So expect more around live in 2017, and more questions about the effectiveness of reach. For publishers, and particularly broadcasters, the appeal is obvious, even if monetisation isn’t. For brands, a lot depends on the effectiveness of their overall content strategy. As ever, expect a lot of live streams from brands broadcasting to a handful of people.

But it’s also not all about Facebook and while Twitter isn’t exactly the darling of the press, they are showing what can be achieved with livestreaming.

Twitter’s Thursday night NFL livestream and their US election night stream with Buzzfeed plays to the platform’s strengths, which has always been around live events. The job here is to convince investors and advertisers to part with their money.

Even if Twitter’s season as an NFL rights holder isn’t viewed as a success, one of the major social or streaming platforms such a Amazon Prime will make a play for some big sports rights. There’s a reason Murdoch invests so much in Sky Sports.

Data breaches will get bigger

The final prediction is the most sobering. We are moving into the age of The Internet of Things where nearly everything will be online. Want a connected toaster or kettle? They’ll be in your kitchen before you know it.

Well, yes, the connected breakfast appliance is a reducto ad absurdum but there’s a serious point here. Every device you connect to the web opens a potential hacking loophole, whether that’s for your data or using your fridge in a DDoS attack.

Make no mistake, there’s a lot of data out there and a lot of vulnerabilities, whether from the individual, businesses big and small who’ve been a little lax about their cyber security, or your devices.

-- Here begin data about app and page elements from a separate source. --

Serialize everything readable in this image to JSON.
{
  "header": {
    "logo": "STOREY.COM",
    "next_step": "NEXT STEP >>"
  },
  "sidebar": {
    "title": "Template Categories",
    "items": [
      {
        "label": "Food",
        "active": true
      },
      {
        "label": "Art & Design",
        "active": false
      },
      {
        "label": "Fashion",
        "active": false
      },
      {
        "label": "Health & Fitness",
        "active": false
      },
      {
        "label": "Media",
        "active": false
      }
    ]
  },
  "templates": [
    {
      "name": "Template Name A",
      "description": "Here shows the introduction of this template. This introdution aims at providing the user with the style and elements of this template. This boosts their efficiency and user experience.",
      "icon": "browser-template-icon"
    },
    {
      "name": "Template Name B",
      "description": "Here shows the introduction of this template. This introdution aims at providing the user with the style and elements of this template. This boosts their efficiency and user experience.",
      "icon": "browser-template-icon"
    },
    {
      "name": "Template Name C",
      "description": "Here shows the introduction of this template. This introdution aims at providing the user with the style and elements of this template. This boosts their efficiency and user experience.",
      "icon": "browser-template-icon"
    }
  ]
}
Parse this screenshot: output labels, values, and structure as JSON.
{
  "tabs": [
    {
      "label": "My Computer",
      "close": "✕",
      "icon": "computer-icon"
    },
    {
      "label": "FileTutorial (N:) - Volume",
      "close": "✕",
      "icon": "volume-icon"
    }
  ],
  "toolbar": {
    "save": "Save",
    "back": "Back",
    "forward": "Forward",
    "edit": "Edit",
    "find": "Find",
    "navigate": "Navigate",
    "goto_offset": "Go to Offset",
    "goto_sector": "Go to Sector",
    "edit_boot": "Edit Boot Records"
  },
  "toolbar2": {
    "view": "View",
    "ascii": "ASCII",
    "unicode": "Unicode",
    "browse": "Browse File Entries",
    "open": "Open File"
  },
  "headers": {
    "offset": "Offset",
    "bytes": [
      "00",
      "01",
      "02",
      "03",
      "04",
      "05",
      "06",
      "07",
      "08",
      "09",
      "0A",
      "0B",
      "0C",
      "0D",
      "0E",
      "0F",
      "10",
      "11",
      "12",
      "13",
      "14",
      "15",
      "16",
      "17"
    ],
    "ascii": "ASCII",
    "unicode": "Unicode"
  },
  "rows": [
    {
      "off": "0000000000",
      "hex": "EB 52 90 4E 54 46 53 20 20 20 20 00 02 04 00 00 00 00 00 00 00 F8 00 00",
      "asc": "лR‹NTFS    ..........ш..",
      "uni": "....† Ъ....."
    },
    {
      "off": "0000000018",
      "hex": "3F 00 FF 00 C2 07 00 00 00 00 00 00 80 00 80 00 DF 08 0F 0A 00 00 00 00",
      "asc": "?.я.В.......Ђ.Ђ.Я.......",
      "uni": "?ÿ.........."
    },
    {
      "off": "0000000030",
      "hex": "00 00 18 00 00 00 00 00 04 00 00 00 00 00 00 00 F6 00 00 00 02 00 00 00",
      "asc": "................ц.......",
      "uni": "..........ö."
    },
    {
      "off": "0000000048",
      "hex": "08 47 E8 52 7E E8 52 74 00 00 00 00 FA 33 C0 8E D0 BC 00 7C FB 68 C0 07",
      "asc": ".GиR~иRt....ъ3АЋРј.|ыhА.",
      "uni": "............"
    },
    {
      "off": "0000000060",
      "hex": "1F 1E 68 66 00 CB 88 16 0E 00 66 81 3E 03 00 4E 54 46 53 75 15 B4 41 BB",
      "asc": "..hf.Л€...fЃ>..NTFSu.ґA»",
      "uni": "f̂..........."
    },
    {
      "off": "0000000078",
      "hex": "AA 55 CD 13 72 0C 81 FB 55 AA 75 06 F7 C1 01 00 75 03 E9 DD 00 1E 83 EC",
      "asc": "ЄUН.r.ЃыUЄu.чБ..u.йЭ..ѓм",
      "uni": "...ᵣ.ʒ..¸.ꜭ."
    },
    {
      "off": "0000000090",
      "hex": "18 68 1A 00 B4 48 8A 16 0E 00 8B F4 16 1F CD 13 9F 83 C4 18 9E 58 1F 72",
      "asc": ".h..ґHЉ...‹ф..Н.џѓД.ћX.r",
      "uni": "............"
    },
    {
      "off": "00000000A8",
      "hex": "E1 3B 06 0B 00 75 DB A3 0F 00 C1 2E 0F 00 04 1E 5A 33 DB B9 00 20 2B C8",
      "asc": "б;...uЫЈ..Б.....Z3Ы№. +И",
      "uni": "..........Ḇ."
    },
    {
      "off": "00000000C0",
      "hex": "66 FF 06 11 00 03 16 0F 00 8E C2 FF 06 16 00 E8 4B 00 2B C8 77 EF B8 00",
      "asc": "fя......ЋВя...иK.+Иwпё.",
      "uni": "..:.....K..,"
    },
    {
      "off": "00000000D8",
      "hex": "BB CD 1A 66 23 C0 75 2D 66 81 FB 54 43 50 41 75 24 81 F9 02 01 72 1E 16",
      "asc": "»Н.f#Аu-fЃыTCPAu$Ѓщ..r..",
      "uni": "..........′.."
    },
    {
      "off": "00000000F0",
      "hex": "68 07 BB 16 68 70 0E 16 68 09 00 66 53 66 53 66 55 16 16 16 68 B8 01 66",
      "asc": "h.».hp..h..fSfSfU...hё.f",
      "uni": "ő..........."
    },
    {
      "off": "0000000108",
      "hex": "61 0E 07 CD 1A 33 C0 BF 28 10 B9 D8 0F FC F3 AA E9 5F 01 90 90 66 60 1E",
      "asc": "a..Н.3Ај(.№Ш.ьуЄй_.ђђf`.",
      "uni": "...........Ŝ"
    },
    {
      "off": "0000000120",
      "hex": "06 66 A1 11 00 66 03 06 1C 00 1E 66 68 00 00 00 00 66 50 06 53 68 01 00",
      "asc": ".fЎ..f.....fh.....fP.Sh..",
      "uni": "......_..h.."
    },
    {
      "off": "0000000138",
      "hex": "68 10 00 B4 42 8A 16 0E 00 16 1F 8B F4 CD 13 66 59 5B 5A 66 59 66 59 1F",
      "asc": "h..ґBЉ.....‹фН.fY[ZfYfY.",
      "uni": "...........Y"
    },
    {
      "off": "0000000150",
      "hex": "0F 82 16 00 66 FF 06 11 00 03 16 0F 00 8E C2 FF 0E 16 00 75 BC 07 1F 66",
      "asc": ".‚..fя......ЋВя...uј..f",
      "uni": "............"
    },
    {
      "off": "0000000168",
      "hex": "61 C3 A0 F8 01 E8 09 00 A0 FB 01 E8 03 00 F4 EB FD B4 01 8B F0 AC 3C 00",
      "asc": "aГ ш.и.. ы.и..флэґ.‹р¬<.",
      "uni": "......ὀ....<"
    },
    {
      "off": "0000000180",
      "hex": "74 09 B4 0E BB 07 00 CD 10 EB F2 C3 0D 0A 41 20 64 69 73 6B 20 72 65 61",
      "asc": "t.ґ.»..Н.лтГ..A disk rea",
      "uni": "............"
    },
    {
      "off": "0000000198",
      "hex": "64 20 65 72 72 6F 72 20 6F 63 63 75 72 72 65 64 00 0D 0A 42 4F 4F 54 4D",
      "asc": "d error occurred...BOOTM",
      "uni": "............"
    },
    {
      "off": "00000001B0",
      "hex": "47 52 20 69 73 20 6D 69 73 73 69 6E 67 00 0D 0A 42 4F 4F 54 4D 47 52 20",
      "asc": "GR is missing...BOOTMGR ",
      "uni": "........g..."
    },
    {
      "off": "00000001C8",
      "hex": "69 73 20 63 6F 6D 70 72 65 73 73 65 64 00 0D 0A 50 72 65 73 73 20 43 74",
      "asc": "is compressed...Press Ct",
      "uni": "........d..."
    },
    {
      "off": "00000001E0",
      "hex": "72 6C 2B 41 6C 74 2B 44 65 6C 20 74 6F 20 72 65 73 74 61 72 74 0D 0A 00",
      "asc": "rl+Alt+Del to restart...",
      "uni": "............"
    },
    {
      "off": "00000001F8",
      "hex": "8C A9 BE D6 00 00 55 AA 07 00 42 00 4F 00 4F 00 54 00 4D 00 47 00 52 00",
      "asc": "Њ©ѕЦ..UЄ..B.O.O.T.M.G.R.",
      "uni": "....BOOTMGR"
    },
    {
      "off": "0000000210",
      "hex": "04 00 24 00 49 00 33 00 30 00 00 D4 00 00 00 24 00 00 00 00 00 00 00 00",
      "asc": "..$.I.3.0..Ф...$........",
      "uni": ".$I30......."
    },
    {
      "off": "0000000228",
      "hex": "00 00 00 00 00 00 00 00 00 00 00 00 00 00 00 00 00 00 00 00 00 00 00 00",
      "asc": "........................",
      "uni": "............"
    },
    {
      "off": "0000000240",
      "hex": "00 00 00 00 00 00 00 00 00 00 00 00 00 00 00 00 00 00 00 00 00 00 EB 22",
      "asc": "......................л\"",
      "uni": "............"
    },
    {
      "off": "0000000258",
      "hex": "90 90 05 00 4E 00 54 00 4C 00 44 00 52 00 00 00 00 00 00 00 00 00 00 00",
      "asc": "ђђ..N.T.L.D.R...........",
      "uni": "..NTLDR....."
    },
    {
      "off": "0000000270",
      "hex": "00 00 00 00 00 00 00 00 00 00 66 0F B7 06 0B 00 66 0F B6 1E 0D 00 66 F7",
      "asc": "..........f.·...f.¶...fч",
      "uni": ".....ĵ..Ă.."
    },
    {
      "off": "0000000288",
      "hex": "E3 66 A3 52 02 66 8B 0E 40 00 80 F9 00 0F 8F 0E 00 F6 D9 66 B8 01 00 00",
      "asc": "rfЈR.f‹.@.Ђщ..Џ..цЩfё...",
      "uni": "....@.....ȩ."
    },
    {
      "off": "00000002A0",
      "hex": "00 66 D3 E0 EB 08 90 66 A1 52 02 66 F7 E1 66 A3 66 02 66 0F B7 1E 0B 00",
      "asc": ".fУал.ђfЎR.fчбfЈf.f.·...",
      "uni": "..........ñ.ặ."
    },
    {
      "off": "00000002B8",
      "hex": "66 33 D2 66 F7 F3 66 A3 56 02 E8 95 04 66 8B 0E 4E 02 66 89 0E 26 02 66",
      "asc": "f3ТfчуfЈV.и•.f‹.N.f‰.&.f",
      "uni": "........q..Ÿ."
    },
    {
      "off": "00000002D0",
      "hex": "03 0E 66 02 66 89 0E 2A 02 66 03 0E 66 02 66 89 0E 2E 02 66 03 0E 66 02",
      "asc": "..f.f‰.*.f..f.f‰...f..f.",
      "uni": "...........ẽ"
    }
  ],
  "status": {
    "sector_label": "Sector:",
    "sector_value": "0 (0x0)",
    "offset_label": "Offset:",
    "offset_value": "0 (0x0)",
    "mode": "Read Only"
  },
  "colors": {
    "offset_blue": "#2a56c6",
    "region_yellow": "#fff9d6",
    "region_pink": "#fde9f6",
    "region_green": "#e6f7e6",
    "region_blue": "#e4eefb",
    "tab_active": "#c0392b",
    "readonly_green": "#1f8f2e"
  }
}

Data hacks make the news so frequently that we’re at risk of becoming blase to them, but there’s nothing funny about your personal data compromised.

At risk of coming across like an episode of Black Mirror, we’ve probably only just scratched the surface of what data can be hacked, compromised or stolen on an epic scale.

With so many vulnerabilities, something big and bad is likely to occur in 2016 that makes the Talk Talk hack seem almost quaint. At that point, data security with stop being another item on the news to ignore and start becoming a big issue for all of us.